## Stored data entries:

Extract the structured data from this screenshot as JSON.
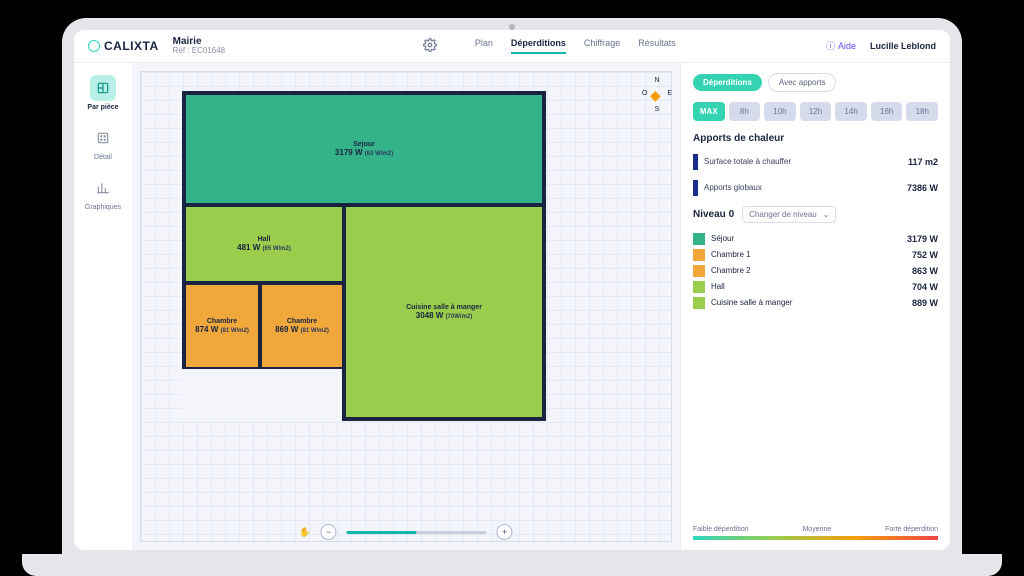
{
  "brand": "CALIXTA",
  "project": {
    "title": "Mairie",
    "ref": "Réf : EC01648"
  },
  "header": {
    "tabs": [
      "Plan",
      "Déperditions",
      "Chiffrage",
      "Résultats"
    ],
    "active_tab": "Déperditions",
    "help": "Aide",
    "user": "Lucille Leblond"
  },
  "sidebar": {
    "items": [
      {
        "label": "Par pièce"
      },
      {
        "label": "Détail"
      },
      {
        "label": "Graphiques"
      }
    ]
  },
  "compass": {
    "n": "N",
    "s": "S",
    "e": "E",
    "w": "O"
  },
  "rooms": {
    "sejour": {
      "name": "Sejour",
      "watts": "3179 W",
      "density": "(63 W/m2)"
    },
    "hall": {
      "name": "Hall",
      "watts": "481 W",
      "density": "(65 W/m2)"
    },
    "ch1": {
      "name": "Chambre",
      "watts": "874 W",
      "density": "(81 W/m2)"
    },
    "ch2": {
      "name": "Chambre",
      "watts": "869 W",
      "density": "(81 W/m2)"
    },
    "cuisine": {
      "name": "Cuisine salle à manger",
      "watts": "3048 W",
      "density": "(70W/m2)"
    }
  },
  "panel": {
    "toggle": {
      "a": "Déperditions",
      "b": "Avec apports"
    },
    "hours": [
      "MAX",
      "8h",
      "10h",
      "12h",
      "14h",
      "16h",
      "18h"
    ],
    "hours_active": "MAX",
    "section1_title": "Apports de chaleur",
    "metrics": [
      {
        "label": "Surface totale à chauffer",
        "value": "117 m2"
      },
      {
        "label": "Apports globaux",
        "value": "7386 W"
      }
    ],
    "level_label": "Niveau 0",
    "level_select": "Changer de niveau",
    "roomlist": [
      {
        "color": "#34b38a",
        "name": "Séjour",
        "watts": "3179 W"
      },
      {
        "color": "#f0a83c",
        "name": "Chambre 1",
        "watts": "752 W"
      },
      {
        "color": "#f0a83c",
        "name": "Chambre 2",
        "watts": "863 W"
      },
      {
        "color": "#9acd4c",
        "name": "Hall",
        "watts": "704 W"
      },
      {
        "color": "#9acd4c",
        "name": "Cuisine salle à manger",
        "watts": "889 W"
      }
    ],
    "legend": {
      "low": "Faible déperdition",
      "mid": "Moyenne",
      "high": "Forte déperdition"
    }
  }
}
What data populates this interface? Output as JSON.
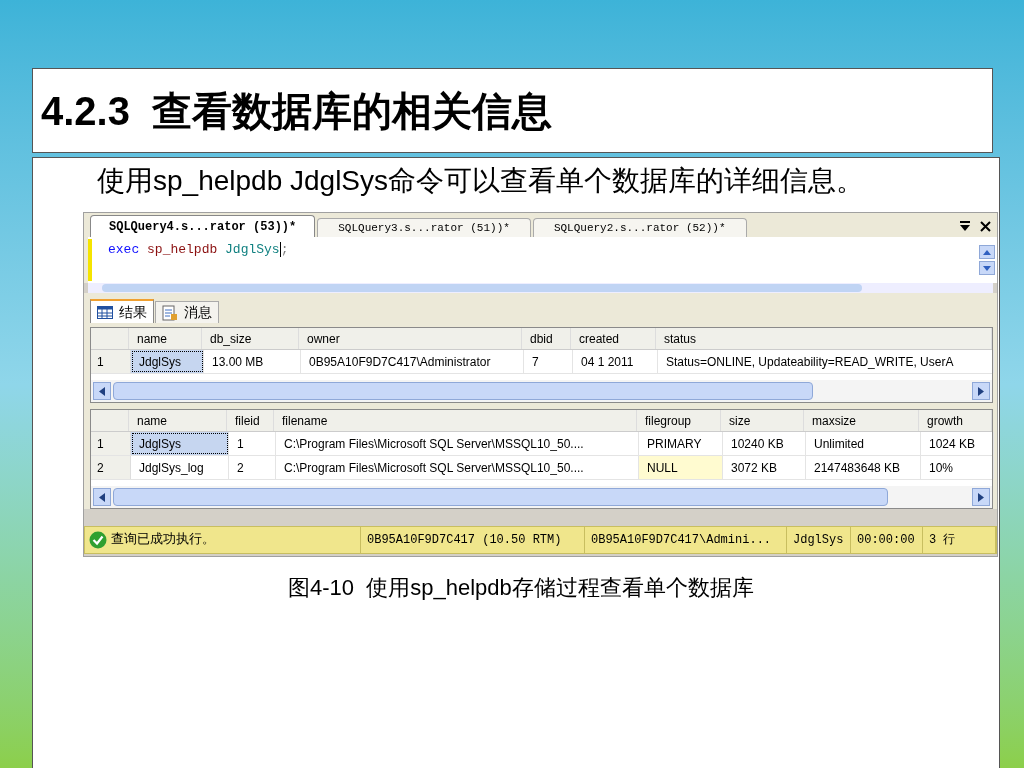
{
  "title": "4.2.3  查看数据库的相关信息",
  "intro": "使用sp_helpdb JdglSys命令可以查看单个数据库的详细信息。",
  "query_tabs": [
    {
      "label": "SQLQuery4.s...rator (53))*",
      "selected": true
    },
    {
      "label": "SQLQuery3.s...rator (51))*",
      "selected": false
    },
    {
      "label": "SQLQuery2.s...rator (52))*",
      "selected": false
    }
  ],
  "editor": {
    "tokens": [
      {
        "text": "exec",
        "kind": "keyword"
      },
      {
        "text": "sp_helpdb",
        "kind": "procedure"
      },
      {
        "text": "JdglSys",
        "kind": "identifier"
      },
      {
        "text": ";",
        "kind": "punctuation"
      }
    ]
  },
  "result_tabs": [
    {
      "label": "结果",
      "kind": "grid",
      "selected": true
    },
    {
      "label": "消息",
      "kind": "messages",
      "selected": false
    }
  ],
  "grids": [
    {
      "columns": [
        "name",
        "db_size",
        "owner",
        "dbid",
        "created",
        "status"
      ],
      "rows": [
        {
          "number": "1",
          "selected": true,
          "cells": [
            {
              "text": "JdglSys",
              "null": false
            },
            {
              "text": "13.00 MB",
              "null": false
            },
            {
              "text": "0B95A10F9D7C417\\Administrator",
              "null": false
            },
            {
              "text": "7",
              "null": false
            },
            {
              "text": "04  1 2011",
              "null": false
            },
            {
              "text": "Status=ONLINE, Updateability=READ_WRITE, UserA",
              "null": false
            }
          ]
        }
      ]
    },
    {
      "columns": [
        "name",
        "fileid",
        "filename",
        "filegroup",
        "size",
        "maxsize",
        "growth"
      ],
      "rows": [
        {
          "number": "1",
          "selected": true,
          "cells": [
            {
              "text": "JdglSys",
              "null": false
            },
            {
              "text": "1",
              "null": false
            },
            {
              "text": "C:\\Program Files\\Microsoft SQL Server\\MSSQL10_50....",
              "null": false
            },
            {
              "text": "PRIMARY",
              "null": false
            },
            {
              "text": "10240 KB",
              "null": false
            },
            {
              "text": "Unlimited",
              "null": false
            },
            {
              "text": "1024 KB",
              "null": false
            }
          ]
        },
        {
          "number": "2",
          "selected": false,
          "cells": [
            {
              "text": "JdglSys_log",
              "null": false
            },
            {
              "text": "2",
              "null": false
            },
            {
              "text": "C:\\Program Files\\Microsoft SQL Server\\MSSQL10_50....",
              "null": false
            },
            {
              "text": "NULL",
              "null": true
            },
            {
              "text": "3072 KB",
              "null": false
            },
            {
              "text": "2147483648 KB",
              "null": false
            },
            {
              "text": "10%",
              "null": false
            }
          ]
        }
      ]
    }
  ],
  "status_bar": {
    "message": "查询已成功执行。",
    "server": "0B95A10F9D7C417 (10.50 RTM)",
    "user": "0B95A10F9D7C417\\Admini...",
    "database": "JdglSys",
    "time": "00:00:00",
    "rows": "3 行"
  },
  "caption": "图4-10  使用sp_helpdb存储过程查看单个数据库"
}
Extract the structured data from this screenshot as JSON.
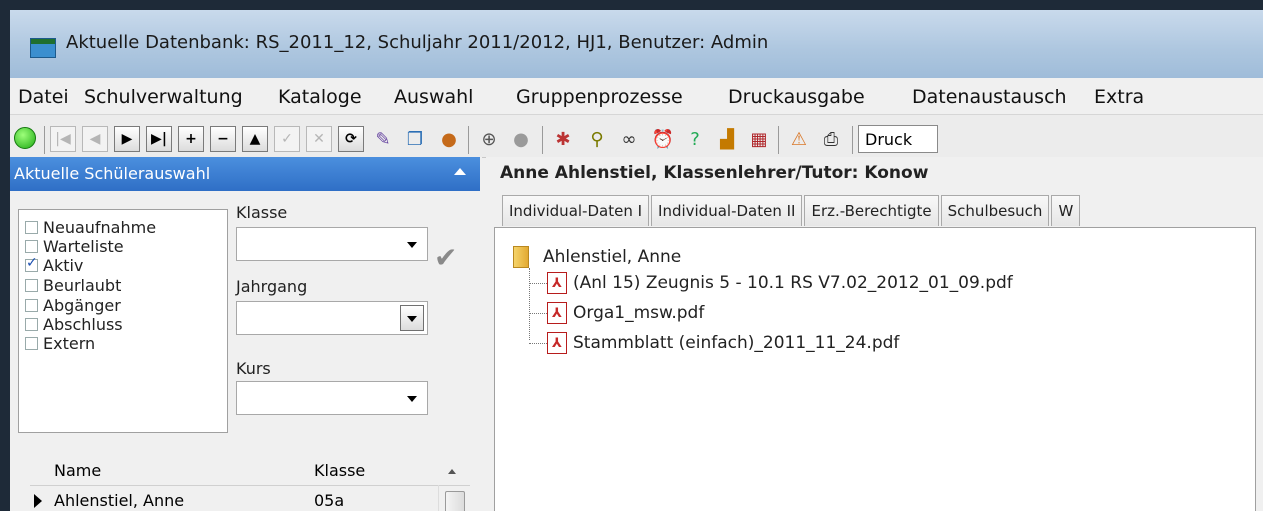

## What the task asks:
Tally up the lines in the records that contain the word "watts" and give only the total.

## Task result:
10